(App and web page records)

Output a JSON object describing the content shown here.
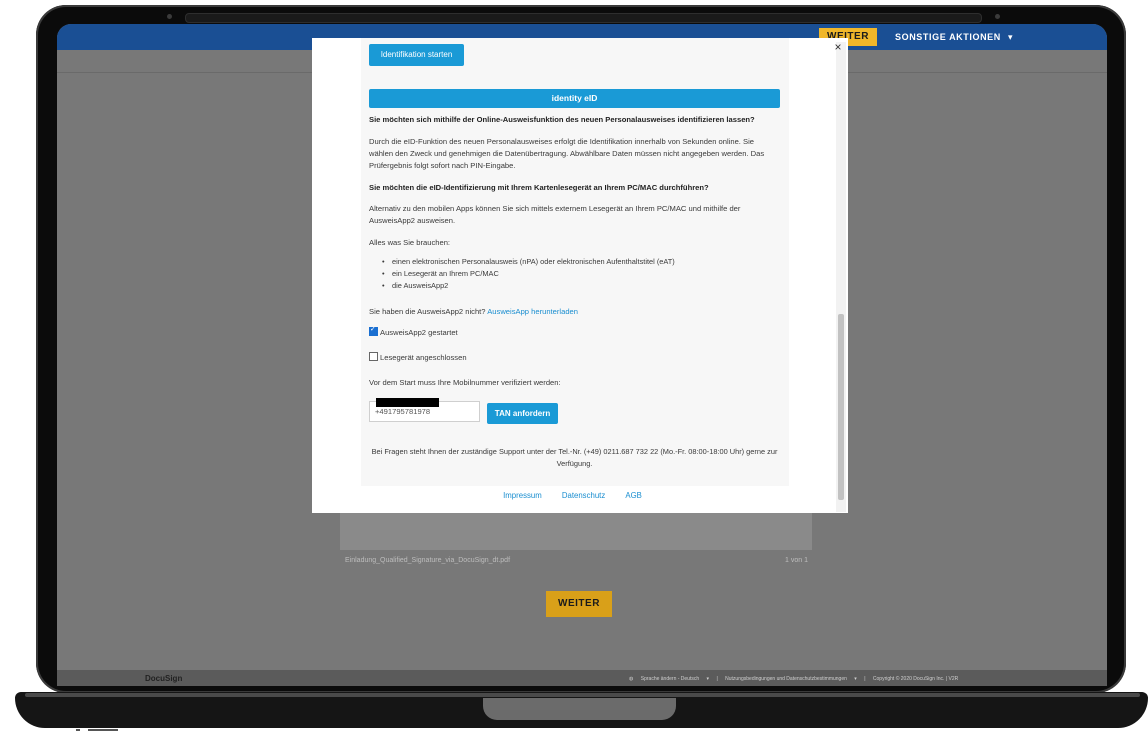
{
  "app": {
    "top_weiter": "WEITER",
    "sonstige_aktionen": "SONSTIGE AKTIONEN",
    "filename": "Einladung_Qualified_Signature_via_DocuSign_dt.pdf",
    "page_count": "1 von 1",
    "bottom_weiter": "WEITER",
    "brand": "DocuSign",
    "footer": {
      "language": "Sprache ändern - Deutsch",
      "terms": "Nutzungsbedingungen und Datenschutzbestimmungen",
      "copyright": "Copyright © 2020 DocuSign Inc. | V2R"
    }
  },
  "modal": {
    "start_button": "Identifikation starten",
    "section_title": "identity eID",
    "q1": "Sie möchten sich mithilfe der Online-Ausweisfunktion des neuen Personalausweises identifizieren lassen?",
    "p1": "Durch die eID-Funktion des neuen Personalausweises erfolgt die Identifikation innerhalb von Sekunden online. Sie wählen den Zweck und genehmigen die Datenübertragung. Abwählbare Daten müssen nicht angegeben werden. Das Prüfergebnis folgt sofort nach PIN-Eingabe.",
    "q2": "Sie möchten die eID-Identifizierung mit Ihrem Kartenlesegerät an Ihrem PC/MAC durchführen?",
    "p2": "Alternativ zu den mobilen Apps können Sie sich mittels externem Lesegerät an Ihrem PC/MAC und mithilfe der AusweisApp2 ausweisen.",
    "needs_label": "Alles was Sie brauchen:",
    "needs": [
      "einen elektronischen Personalausweis (nPA) oder elektronischen Aufenthaltstitel (eAT)",
      "ein Lesegerät an Ihrem PC/MAC",
      "die AusweisApp2"
    ],
    "download_prefix": "Sie haben die AusweisApp2 nicht?",
    "download_link": "AusweisApp herunterladen",
    "checkbox1": {
      "label": "AusweisApp2 gestartet",
      "checked": true
    },
    "checkbox2": {
      "label": "Lesegerät angeschlossen",
      "checked": false
    },
    "verify_label": "Vor dem Start muss Ihre Mobilnummer verifiziert werden:",
    "phone_value": "+491795781978",
    "tan_button": "TAN anfordern",
    "support": "Bei Fragen steht Ihnen der zuständige Support unter der Tel.-Nr. (+49) 0211.687 732 22 (Mo.-Fr. 08:00-18:00 Uhr) gerne zur Verfügung.",
    "links": [
      "Impressum",
      "Datenschutz",
      "AGB"
    ],
    "close": "×"
  }
}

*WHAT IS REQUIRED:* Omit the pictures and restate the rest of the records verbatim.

*RESPONSE BELOW:*
Output a JSON object describing the content shown here.
{
  "app": {
    "top_weiter": "WEITER",
    "sonstige_aktionen": "SONSTIGE AKTIONEN",
    "filename": "Einladung_Qualified_Signature_via_DocuSign_dt.pdf",
    "page_count": "1 von 1",
    "bottom_weiter": "WEITER",
    "brand": "DocuSign",
    "footer": {
      "language": "Sprache ändern - Deutsch",
      "terms": "Nutzungsbedingungen und Datenschutzbestimmungen",
      "copyright": "Copyright © 2020 DocuSign Inc. | V2R"
    }
  },
  "modal": {
    "start_button": "Identifikation starten",
    "section_title": "identity eID",
    "q1": "Sie möchten sich mithilfe der Online-Ausweisfunktion des neuen Personalausweises identifizieren lassen?",
    "p1": "Durch die eID-Funktion des neuen Personalausweises erfolgt die Identifikation innerhalb von Sekunden online. Sie wählen den Zweck und genehmigen die Datenübertragung. Abwählbare Daten müssen nicht angegeben werden. Das Prüfergebnis folgt sofort nach PIN-Eingabe.",
    "q2": "Sie möchten die eID-Identifizierung mit Ihrem Kartenlesegerät an Ihrem PC/MAC durchführen?",
    "p2": "Alternativ zu den mobilen Apps können Sie sich mittels externem Lesegerät an Ihrem PC/MAC und mithilfe der AusweisApp2 ausweisen.",
    "needs_label": "Alles was Sie brauchen:",
    "needs": [
      "einen elektronischen Personalausweis (nPA) oder elektronischen Aufenthaltstitel (eAT)",
      "ein Lesegerät an Ihrem PC/MAC",
      "die AusweisApp2"
    ],
    "download_prefix": "Sie haben die AusweisApp2 nicht?",
    "download_link": "AusweisApp herunterladen",
    "checkbox1": {
      "label": "AusweisApp2 gestartet",
      "checked": true
    },
    "checkbox2": {
      "label": "Lesegerät angeschlossen",
      "checked": false
    },
    "verify_label": "Vor dem Start muss Ihre Mobilnummer verifiziert werden:",
    "phone_value": "+491795781978",
    "tan_button": "TAN anfordern",
    "support": "Bei Fragen steht Ihnen der zuständige Support unter der Tel.-Nr. (+49) 0211.687 732 22 (Mo.-Fr. 08:00-18:00 Uhr) gerne zur Verfügung.",
    "links": [
      "Impressum",
      "Datenschutz",
      "AGB"
    ],
    "close": "×"
  }
}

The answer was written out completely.